“I refused to sign the papers they brought me,” said the local chief of a community most known today for its proximity to significant deposits of iron ore in Guinea—a country estimated to have upwards of 3 billion tons of the coveted mineral. Referring to a community development agreement he says was developed unilaterally by a mining company and imposed on the village that he has governed for decades, the chief conveys his frustration with what he views as a mining process that fails to consider the needs and views of surrounding communities. The chief and his community recognize that mining has the potential to generate revenue, to boost local economy, to develop the country’s infrastructure and to improve the quality of life of ordinary Guineans. Yet, like a growing number of communities affected by increased large-scale mining in the country, they feel that corporations and Guinean authorities have not done enough to protect the livelihoods and sustainability of those communities most directly impacted by the social and environmental footprint.
With an estimated one-third of the world’s proven reserves of bauxite, 200 million tons of gold and sizeable quantities of diamonds, uranium and petroleum, Guinea is uniquely rich in natural resources. Its troubled history, characterized by a succession of authoritarian governments that ruthlessly suppressed opposition and entrenched corruption and impunity, however, has not allowed the country to use this wealth to address its serious social and economic development needs or to alleviate poverty in any significant way.
For Guinea’s first democratically elected president, Alpha Conde, the country’s vast resource wealth is a vehicle for development. As part of the ongoing mining sector reform the president launched in 2011, Guinea adopted a mining code in September. Guinean officials are currently working on accompanying legislation.
In July 2012, the ABA Rule of Law Initiative (ABA ROLI), with support from the U.S. Department of State’s Bureau of Democracy, Human Rights and Labor, began to work with the Centre du Commerce International pour le Développement (CECIDE), to provide technical support to the legislative drafting efforts of relevant Guinean ministries. To help ensure that the Guinean legislative framework incorporates sufficient protections for local communities, ABA ROLI and CECIDE are assisting the Ministry of Environment, the Ministry of Territorial Administration and Decentralization and the Ministry of Agriculture on key issues that the mining code covers, including standards on community development agreements, on the establishment of local development funds, on environmental and social impact assessments, and on compensation and resettlement of local populations. As a key step in this process, ABA ROLI is conducting community consultations to inform local populations of ongoing legislative reforms, and to encourage them to add their voices to the process.

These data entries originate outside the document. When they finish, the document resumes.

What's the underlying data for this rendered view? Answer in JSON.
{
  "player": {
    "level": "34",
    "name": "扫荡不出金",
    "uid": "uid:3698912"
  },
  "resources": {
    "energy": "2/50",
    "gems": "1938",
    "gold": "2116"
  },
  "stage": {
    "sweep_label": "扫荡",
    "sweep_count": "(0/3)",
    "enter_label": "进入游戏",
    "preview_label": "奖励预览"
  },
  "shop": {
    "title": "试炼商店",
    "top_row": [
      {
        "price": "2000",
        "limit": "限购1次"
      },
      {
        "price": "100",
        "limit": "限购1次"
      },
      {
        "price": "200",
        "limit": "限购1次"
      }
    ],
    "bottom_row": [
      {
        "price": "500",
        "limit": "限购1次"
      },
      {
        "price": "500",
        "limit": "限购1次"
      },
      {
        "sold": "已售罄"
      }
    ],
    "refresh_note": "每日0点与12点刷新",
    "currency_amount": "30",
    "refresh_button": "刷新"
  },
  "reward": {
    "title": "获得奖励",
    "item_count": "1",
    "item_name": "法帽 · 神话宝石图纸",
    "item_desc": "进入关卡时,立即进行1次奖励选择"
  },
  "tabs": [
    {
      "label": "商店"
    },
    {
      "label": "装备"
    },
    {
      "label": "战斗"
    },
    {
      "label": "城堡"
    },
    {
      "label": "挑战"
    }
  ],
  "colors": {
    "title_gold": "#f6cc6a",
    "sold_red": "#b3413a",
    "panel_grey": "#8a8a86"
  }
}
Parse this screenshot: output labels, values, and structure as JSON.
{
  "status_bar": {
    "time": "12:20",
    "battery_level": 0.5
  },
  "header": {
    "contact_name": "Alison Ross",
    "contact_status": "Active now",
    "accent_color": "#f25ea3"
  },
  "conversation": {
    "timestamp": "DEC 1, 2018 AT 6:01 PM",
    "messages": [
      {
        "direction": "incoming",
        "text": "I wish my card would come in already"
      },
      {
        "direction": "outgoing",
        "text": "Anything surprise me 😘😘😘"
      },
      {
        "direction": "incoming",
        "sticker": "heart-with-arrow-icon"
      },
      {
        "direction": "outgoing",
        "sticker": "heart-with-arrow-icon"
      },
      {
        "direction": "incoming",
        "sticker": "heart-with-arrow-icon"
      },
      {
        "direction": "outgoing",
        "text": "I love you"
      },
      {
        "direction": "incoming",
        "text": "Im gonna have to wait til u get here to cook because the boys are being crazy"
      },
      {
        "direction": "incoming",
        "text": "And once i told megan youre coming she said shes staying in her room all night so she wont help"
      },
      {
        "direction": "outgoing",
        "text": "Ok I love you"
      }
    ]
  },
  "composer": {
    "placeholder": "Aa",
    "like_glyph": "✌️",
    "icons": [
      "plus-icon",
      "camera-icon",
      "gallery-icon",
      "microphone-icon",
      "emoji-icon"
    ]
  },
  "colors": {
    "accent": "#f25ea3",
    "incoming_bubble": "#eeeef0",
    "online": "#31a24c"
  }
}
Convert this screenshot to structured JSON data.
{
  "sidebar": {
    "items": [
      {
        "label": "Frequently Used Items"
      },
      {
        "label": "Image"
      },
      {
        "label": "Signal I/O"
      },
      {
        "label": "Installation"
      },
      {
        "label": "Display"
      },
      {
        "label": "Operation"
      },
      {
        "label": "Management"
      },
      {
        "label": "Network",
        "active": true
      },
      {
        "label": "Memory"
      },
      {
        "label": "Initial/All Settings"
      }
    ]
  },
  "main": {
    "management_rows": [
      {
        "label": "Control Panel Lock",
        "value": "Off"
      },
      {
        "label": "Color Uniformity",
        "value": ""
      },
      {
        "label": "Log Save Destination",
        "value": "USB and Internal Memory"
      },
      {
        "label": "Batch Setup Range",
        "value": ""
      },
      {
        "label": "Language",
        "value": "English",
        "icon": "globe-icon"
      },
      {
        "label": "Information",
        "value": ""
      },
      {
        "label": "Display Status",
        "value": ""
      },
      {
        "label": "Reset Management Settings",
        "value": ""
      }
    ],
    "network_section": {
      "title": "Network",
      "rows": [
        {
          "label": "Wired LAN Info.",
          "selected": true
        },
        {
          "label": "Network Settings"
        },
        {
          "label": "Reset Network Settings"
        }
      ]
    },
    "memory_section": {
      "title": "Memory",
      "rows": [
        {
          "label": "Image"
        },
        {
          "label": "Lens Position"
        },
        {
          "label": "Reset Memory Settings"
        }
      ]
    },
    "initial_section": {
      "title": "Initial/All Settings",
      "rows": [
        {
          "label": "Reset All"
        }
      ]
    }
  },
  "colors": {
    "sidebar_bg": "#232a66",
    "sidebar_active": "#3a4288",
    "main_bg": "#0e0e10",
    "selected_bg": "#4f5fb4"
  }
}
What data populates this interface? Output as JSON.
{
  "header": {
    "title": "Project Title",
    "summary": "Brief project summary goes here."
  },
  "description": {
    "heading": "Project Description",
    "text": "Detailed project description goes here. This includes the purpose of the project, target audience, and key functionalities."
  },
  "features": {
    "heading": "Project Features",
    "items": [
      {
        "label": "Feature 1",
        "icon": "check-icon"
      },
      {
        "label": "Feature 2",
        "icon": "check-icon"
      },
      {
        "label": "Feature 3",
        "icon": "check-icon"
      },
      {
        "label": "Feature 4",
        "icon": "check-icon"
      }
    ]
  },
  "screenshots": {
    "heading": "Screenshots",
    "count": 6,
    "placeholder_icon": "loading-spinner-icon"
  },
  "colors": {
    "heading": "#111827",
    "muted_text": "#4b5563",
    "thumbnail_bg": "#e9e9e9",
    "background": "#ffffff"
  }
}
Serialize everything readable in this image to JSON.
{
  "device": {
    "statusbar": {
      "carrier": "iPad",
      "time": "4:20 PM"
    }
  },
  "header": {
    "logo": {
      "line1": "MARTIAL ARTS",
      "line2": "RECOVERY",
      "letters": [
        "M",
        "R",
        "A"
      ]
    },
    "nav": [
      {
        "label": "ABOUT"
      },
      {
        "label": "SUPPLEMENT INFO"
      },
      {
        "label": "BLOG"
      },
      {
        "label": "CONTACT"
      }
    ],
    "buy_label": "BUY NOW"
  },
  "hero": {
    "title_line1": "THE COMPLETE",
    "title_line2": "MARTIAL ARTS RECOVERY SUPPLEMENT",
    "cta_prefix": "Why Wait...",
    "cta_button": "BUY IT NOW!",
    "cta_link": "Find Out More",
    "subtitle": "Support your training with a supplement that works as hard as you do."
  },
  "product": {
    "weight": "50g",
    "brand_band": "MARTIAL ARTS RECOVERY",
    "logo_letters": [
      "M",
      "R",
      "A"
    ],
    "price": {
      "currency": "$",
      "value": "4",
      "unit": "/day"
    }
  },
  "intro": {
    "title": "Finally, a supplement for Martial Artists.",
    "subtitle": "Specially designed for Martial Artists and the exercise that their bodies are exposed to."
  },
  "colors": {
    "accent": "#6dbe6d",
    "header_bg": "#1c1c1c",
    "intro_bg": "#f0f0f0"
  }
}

During consultations in Forecariah earlier this month, communities lamented that they had not had an opportunity to meet with mining company representatives or government officials to discuss their concerns. They said major mining projects are having serious effects on their daily lives, including the degradation of resources such as ground water, the loss of farming and grazing land and the displacement of local populations without adequate compensation. Referring to the ABA ROLI-organized community consultations, a resident said, “This is the first time we are having one-on-one discussions about our future—a future on-hold—since no one cares about us here.”
Throughout Guinea, local populations have little knowledge of their rights and of how to enforce them. In some cases, they have employed violent and disruptive means to voice their frustration. ABA ROLI strives to help ensure that the rule of law will foster an environment that is both conducive to economic development and protective of the basic human rights and needs of surrounding communities.
To learn more about our work in Guinea, contact the ABA Rule of Law Initiative at firstname.lastname@example.org.